===== Supplied information =====

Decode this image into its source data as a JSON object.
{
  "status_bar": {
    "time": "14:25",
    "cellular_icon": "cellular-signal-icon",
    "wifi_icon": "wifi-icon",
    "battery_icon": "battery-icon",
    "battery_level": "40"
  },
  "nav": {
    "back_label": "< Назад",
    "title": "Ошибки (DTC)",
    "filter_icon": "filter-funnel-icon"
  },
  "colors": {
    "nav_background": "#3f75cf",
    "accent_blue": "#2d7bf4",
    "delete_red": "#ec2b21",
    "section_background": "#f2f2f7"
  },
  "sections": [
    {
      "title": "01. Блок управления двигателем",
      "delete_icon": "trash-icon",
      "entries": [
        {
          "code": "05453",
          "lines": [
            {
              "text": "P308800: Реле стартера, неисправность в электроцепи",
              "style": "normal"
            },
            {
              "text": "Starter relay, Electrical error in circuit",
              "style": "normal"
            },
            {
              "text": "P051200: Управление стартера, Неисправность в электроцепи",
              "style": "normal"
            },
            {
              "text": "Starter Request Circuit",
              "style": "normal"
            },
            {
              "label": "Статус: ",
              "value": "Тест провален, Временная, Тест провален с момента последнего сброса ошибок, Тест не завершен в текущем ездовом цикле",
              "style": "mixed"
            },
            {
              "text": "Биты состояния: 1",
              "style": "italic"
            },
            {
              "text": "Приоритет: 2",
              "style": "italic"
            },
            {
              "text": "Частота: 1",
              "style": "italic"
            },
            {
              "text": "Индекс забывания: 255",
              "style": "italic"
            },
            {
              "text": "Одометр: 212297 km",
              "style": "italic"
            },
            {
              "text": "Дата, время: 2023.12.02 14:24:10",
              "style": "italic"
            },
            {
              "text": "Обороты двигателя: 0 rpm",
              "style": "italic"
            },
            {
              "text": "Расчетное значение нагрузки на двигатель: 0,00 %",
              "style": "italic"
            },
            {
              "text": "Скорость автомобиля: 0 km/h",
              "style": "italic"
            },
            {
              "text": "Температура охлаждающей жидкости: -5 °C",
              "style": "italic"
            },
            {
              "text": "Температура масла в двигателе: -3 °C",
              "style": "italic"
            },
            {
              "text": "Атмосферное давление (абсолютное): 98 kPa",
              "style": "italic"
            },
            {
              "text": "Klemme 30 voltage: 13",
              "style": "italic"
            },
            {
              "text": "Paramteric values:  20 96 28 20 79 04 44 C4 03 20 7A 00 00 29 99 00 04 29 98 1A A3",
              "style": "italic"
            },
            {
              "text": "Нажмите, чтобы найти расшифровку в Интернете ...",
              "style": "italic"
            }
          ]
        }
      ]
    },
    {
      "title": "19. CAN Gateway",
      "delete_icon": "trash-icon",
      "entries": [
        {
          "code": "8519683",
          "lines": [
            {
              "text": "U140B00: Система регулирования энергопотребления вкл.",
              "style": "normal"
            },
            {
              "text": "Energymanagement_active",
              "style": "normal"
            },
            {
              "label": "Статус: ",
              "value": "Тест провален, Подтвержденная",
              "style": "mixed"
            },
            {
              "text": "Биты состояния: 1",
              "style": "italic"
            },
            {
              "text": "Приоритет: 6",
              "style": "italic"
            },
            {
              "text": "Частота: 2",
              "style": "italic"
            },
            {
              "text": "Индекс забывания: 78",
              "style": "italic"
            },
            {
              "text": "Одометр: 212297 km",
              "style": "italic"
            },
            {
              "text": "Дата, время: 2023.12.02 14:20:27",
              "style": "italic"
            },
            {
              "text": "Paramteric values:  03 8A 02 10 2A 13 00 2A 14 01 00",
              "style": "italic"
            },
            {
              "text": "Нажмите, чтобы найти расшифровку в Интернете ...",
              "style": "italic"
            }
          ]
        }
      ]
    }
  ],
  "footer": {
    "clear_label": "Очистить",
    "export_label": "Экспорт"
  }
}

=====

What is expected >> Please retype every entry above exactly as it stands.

Answer section >>
Decode this image into its source data as a JSON object.
{
  "status_bar": {
    "time": "14:25",
    "cellular_icon": "cellular-signal-icon",
    "wifi_icon": "wifi-icon",
    "battery_icon": "battery-icon",
    "battery_level": "40"
  },
  "nav": {
    "back_label": "< Назад",
    "title": "Ошибки (DTC)",
    "filter_icon": "filter-funnel-icon"
  },
  "colors": {
    "nav_background": "#3f75cf",
    "accent_blue": "#2d7bf4",
    "delete_red": "#ec2b21",
    "section_background": "#f2f2f7"
  },
  "sections": [
    {
      "title": "01. Блок управления двигателем",
      "delete_icon": "trash-icon",
      "entries": [
        {
          "code": "05453",
          "lines": [
            {
              "text": "P308800: Реле стартера, неисправность в электроцепи",
              "style": "normal"
            },
            {
              "text": "Starter relay, Electrical error in circuit",
              "style": "normal"
            },
            {
              "text": "P051200: Управление стартера, Неисправность в электроцепи",
              "style": "normal"
            },
            {
              "text": "Starter Request Circuit",
              "style": "normal"
            },
            {
              "label": "Статус: ",
              "value": "Тест провален, Временная, Тест провален с момента последнего сброса ошибок, Тест не завершен в текущем ездовом цикле",
              "style": "mixed"
            },
            {
              "text": "Биты состояния: 1",
              "style": "italic"
            },
            {
              "text": "Приоритет: 2",
              "style": "italic"
            },
            {
              "text": "Частота: 1",
              "style": "italic"
            },
            {
              "text": "Индекс забывания: 255",
              "style": "italic"
            },
            {
              "text": "Одометр: 212297 km",
              "style": "italic"
            },
            {
              "text": "Дата, время: 2023.12.02 14:24:10",
              "style": "italic"
            },
            {
              "text": "Обороты двигателя: 0 rpm",
              "style": "italic"
            },
            {
              "text": "Расчетное значение нагрузки на двигатель: 0,00 %",
              "style": "italic"
            },
            {
              "text": "Скорость автомобиля: 0 km/h",
              "style": "italic"
            },
            {
              "text": "Температура охлаждающей жидкости: -5 °C",
              "style": "italic"
            },
            {
              "text": "Температура масла в двигателе: -3 °C",
              "style": "italic"
            },
            {
              "text": "Атмосферное давление (абсолютное): 98 kPa",
              "style": "italic"
            },
            {
              "text": "Klemme 30 voltage: 13",
              "style": "italic"
            },
            {
              "text": "Paramteric values:  20 96 28 20 79 04 44 C4 03 20 7A 00 00 29 99 00 04 29 98 1A A3",
              "style": "italic"
            },
            {
              "text": "Нажмите, чтобы найти расшифровку в Интернете ...",
              "style": "italic"
            }
          ]
        }
      ]
    },
    {
      "title": "19. CAN Gateway",
      "delete_icon": "trash-icon",
      "entries": [
        {
          "code": "8519683",
          "lines": [
            {
              "text": "U140B00: Система регулирования энергопотребления вкл.",
              "style": "normal"
            },
            {
              "text": "Energymanagement_active",
              "style": "normal"
            },
            {
              "label": "Статус: ",
              "value": "Тест провален, Подтвержденная",
              "style": "mixed"
            },
            {
              "text": "Биты состояния: 1",
              "style": "italic"
            },
            {
              "text": "Приоритет: 6",
              "style": "italic"
            },
            {
              "text": "Частота: 2",
              "style": "italic"
            },
            {
              "text": "Индекс забывания: 78",
              "style": "italic"
            },
            {
              "text": "Одометр: 212297 km",
              "style": "italic"
            },
            {
              "text": "Дата, время: 2023.12.02 14:20:27",
              "style": "italic"
            },
            {
              "text": "Paramteric values:  03 8A 02 10 2A 13 00 2A 14 01 00",
              "style": "italic"
            },
            {
              "text": "Нажмите, чтобы найти расшифровку в Интернете ...",
              "style": "italic"
            }
          ]
        }
      ]
    }
  ],
  "footer": {
    "clear_label": "Очистить",
    "export_label": "Экспорт"
  }
}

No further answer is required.